• Assigned task:
Read the data and repeat it in full, exactly.

• Data for the task:
■ ■ ■

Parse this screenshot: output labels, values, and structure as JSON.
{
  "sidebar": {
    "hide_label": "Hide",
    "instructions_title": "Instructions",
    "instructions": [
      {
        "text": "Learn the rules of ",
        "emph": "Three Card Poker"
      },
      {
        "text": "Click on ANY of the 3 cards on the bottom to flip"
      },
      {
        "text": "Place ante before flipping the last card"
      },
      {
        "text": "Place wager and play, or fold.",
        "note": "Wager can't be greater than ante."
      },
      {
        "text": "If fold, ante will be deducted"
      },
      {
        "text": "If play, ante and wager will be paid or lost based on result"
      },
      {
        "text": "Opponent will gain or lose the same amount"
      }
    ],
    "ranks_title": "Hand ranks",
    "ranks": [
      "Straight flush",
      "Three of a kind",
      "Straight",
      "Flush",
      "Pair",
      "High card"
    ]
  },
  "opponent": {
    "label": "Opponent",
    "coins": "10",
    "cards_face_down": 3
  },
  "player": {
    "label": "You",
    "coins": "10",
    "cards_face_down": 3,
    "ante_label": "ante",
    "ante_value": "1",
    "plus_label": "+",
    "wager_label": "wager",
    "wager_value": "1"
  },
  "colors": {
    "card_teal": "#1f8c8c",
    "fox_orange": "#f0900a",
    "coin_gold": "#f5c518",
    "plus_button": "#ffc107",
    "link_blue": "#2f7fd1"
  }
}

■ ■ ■

• Result for this task:
Parse this screenshot: output labels, values, and structure as JSON.
{
  "sidebar": {
    "hide_label": "Hide",
    "instructions_title": "Instructions",
    "instructions": [
      {
        "text": "Learn the rules of ",
        "emph": "Three Card Poker"
      },
      {
        "text": "Click on ANY of the 3 cards on the bottom to flip"
      },
      {
        "text": "Place ante before flipping the last card"
      },
      {
        "text": "Place wager and play, or fold.",
        "note": "Wager can't be greater than ante."
      },
      {
        "text": "If fold, ante will be deducted"
      },
      {
        "text": "If play, ante and wager will be paid or lost based on result"
      },
      {
        "text": "Opponent will gain or lose the same amount"
      }
    ],
    "ranks_title": "Hand ranks",
    "ranks": [
      "Straight flush",
      "Three of a kind",
      "Straight",
      "Flush",
      "Pair",
      "High card"
    ]
  },
  "opponent": {
    "label": "Opponent",
    "coins": "10",
    "cards_face_down": 3
  },
  "player": {
    "label": "You",
    "coins": "10",
    "cards_face_down": 3,
    "ante_label": "ante",
    "ante_value": "1",
    "plus_label": "+",
    "wager_label": "wager",
    "wager_value": "1"
  },
  "colors": {
    "card_teal": "#1f8c8c",
    "fox_orange": "#f0900a",
    "coin_gold": "#f5c518",
    "plus_button": "#ffc107",
    "link_blue": "#2f7fd1"
  }
}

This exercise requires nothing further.